Best answer: I've enjoyed my Suzann Thompson books a whole bunch. I have both Crochet Bouquet and Crochet Garden. They include projects you can do with the flowers after you've made them and lots of ideas to expand upon. Most of the projects use relatively small amounts of yarn and there are usually good guidelines for choosing yarn from your stash that would be appropriate or adjusting to different types of yarn and what to expect, unlike garment patterns which change drastically depending on the yarn and use tons and tons of it. They have a good range of difficulties so your grandkid can build on her skills as she goes and learn a lot of new stitches pretty effectively.
posted by Mizu at 7:18 PM on April 6, 2016

I taught myself to knit with Stitch 'n' Bitch, and I gave my copy of Stitch 'n' Bitch to my 13-yo stepdaughter just recently. I think it's been helpful for basic stitches & techniques, and cultural context. A slightly outdated 3rd Wave context, but I told her "It was the 90s" and she laughed and I think it's ok. YMMV with discomfort around the word bitch, though.
posted by witchen at 7:21 PM on April 6, 2016

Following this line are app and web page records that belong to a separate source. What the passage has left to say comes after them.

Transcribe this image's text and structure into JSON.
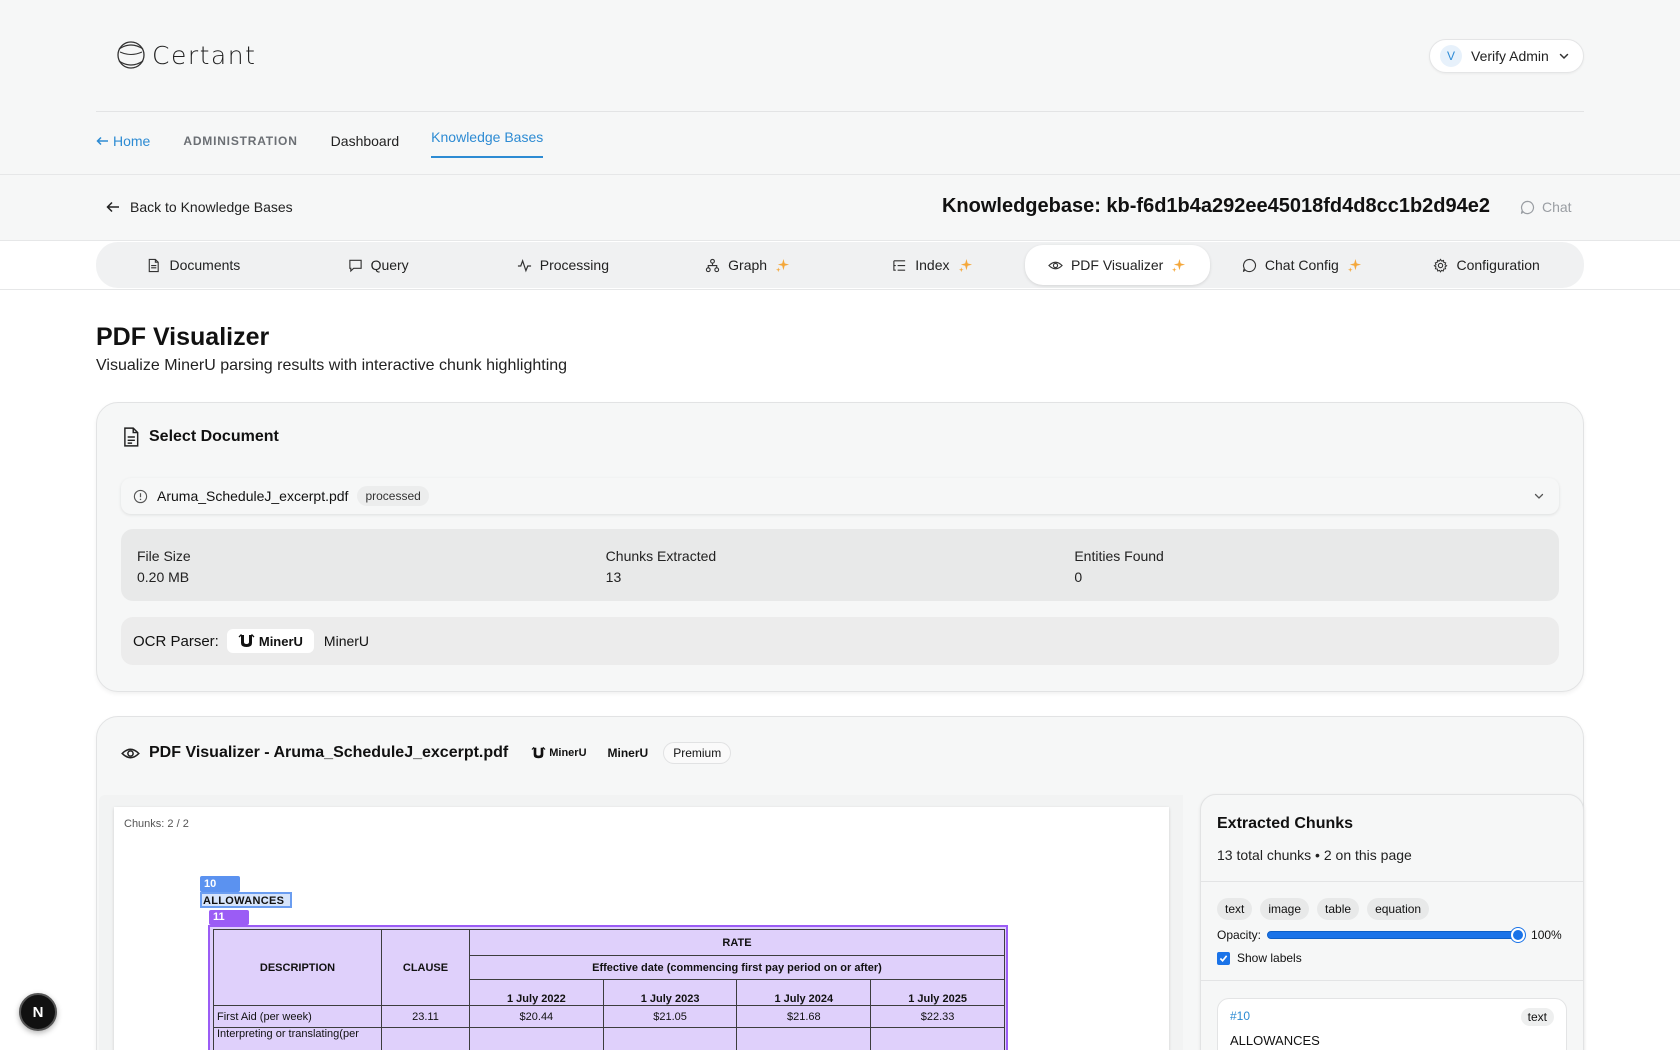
{
  "header": {
    "logo_text": "Certant",
    "user": {
      "initial": "V",
      "name": "Verify Admin"
    }
  },
  "nav": {
    "home": "Home",
    "admin": "ADMINISTRATION",
    "dashboard": "Dashboard",
    "knowledge_bases": "Knowledge Bases"
  },
  "kbbar": {
    "back": "Back to Knowledge Bases",
    "title": "Knowledgebase: kb-f6d1b4a292ee45018fd4d8cc1b2d94e2",
    "chat": "Chat"
  },
  "tabs": [
    {
      "label": "Documents",
      "icon": "document-icon"
    },
    {
      "label": "Query",
      "icon": "message-icon"
    },
    {
      "label": "Processing",
      "icon": "activity-icon"
    },
    {
      "label": "Graph",
      "icon": "network-icon",
      "sparkle": true
    },
    {
      "label": "Index",
      "icon": "list-tree-icon",
      "sparkle": true
    },
    {
      "label": "PDF Visualizer",
      "icon": "eye-icon",
      "sparkle": true,
      "active": true
    },
    {
      "label": "Chat Config",
      "icon": "message-icon",
      "sparkle": true
    },
    {
      "label": "Configuration",
      "icon": "gear-icon"
    }
  ],
  "page": {
    "title": "PDF Visualizer",
    "subtitle": "Visualize MinerU parsing results with interactive chunk highlighting"
  },
  "select_card": {
    "title": "Select Document",
    "selected_file": "Aruma_ScheduleJ_excerpt.pdf",
    "status": "processed",
    "stats": [
      {
        "label": "File Size",
        "value": "0.20 MB"
      },
      {
        "label": "Chunks Extracted",
        "value": "13"
      },
      {
        "label": "Entities Found",
        "value": "0"
      }
    ],
    "ocr_label": "OCR Parser:",
    "ocr_logo": "MinerU",
    "ocr_value": "MinerU"
  },
  "viz_card": {
    "title": "PDF Visualizer - Aruma_ScheduleJ_excerpt.pdf",
    "logo": "MinerU",
    "parser": "MinerU",
    "tier": "Premium",
    "chunks_counter": "Chunks: 2 / 2",
    "chunk10_label": "10",
    "chunk10_text": "ALLOWANCES",
    "chunk11_label": "11",
    "table": {
      "h_description": "DESCRIPTION",
      "h_clause": "CLAUSE",
      "h_rate": "RATE",
      "h_effective": "Effective date (commencing first pay period on or after)",
      "dates": [
        "1 July 2022",
        "1 July 2023",
        "1 July 2024",
        "1 July 2025"
      ],
      "rows": [
        {
          "description": "First Aid (per week)",
          "clause": "23.11",
          "values": [
            "$20.44",
            "$21.05",
            "$21.68",
            "$22.33"
          ]
        },
        {
          "description": "Interpreting or translating(per",
          "clause": "",
          "values": [
            "",
            "",
            "",
            ""
          ]
        }
      ]
    }
  },
  "chunks_panel": {
    "title": "Extracted Chunks",
    "summary": "13 total chunks • 2 on this page",
    "filters": [
      "text",
      "image",
      "table",
      "equation"
    ],
    "opacity_label": "Opacity:",
    "opacity_value": "100%",
    "opacity": 1.0,
    "show_labels": "Show labels",
    "show_labels_checked": true,
    "first_chunk": {
      "id": "#10",
      "type": "text",
      "text": "ALLOWANCES"
    }
  },
  "next_badge": "N",
  "colors": {
    "accent": "#2d8bd3",
    "chunk_text": "#5b92f0",
    "chunk_table": "#9b5cf5",
    "sparkle": "#f4a73a"
  }
}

If the title is the only problem with an otherwise great book, get a paperback copy and take it to Kinko's to have the spine cut off, cover removed (maybe replace it with cardstock for durability), and the remainder coil bound. Bonus: it will lay flat and can be easily left open at a specific page. Should cost well under ten bucks.
posted by teremala at 7:45 PM on April 6, 2016

Best answer: Knitty is an online free knitting magazine that allows you to view their patterns organized according to difficulty. They're seasonal and have been running for about 10 years now, so there's a pretty big selection of well made and tested patterns with a lot of secondary help sensibly archived.
posted by zinful at 7:55 PM on April 6, 2016 [1 favorite]

Best answer: Mollie Makes is British and it usually has some crochet/knitting projects - I think the same publisher does Simply Crochet. Also British is Pom Pom Quarterly. Like Purl SoHo (which I also like), you may be able to browse and find some things on their website.

All About Ami recently designed a fox for a book that does exactly as you describe - projects with lots of explanations that increase in difficulty. There are no Amazon reviews, but here is Ami's review. (Ami's blog has some simple projects as well, and she is mildly Christian if that helps.)

Mon Petit Violon has some nice projects and free patterns listed on her blog.

KnitPicks has a lot of books, project kits, and a "month of dish towels" type things. There are also subscription services that do yarn, yarn + projects, etc. that could be fun for her to join.

And Ravelry, of course. Does she have internet access?

If I remember being 12 correctly, the problem with books like "Kids Knitting" is that at 12 I really didn't consider myself a "kid" anymore!
posted by jrobin276 at 7:56 PM on April 6, 2016 [2 favorites]

There are hundreds of great books out there that don't disrespect the reader with insulting language, and all of the magazines are fine. I recommend magazine subscriptions since she is still new, because they will expose her to many different styles of crochet and knitting.

I apologize for not having the names of my favorites handy, I can't lay my hands on them right now. My favorite books are the ones that have tons of different stitches in them, and there are many great ones out there.

If you have time, go to a bookstore or craft store and get all the magazines you see, and then let your granddaughter choose which ones she wants a subscription to.
posted by myselfasme at 5:57 AM on April 7, 2016

Best answer: In my library's YA collection, the most popular teen knitting books are Knitgrrl and Teen Knitting Club.
posted by carrioncomfort at 8:15 AM on April 7, 2016 [1 favorite]

Best answer: You might also want to check out Interweave Knitscene magazine--not Knits, but the sister mag. The patterns are geared to younger/newer knitters, and are a little trendier and easier. There's also a Best of Knitscene book available.
posted by pxe2000 at 3:58 AM on April 8, 2016

« Older Courtroom Drama With Yes/No Questions   |   Music theory iPad app for middle school kid? Newer »
This thread is closed to new comments.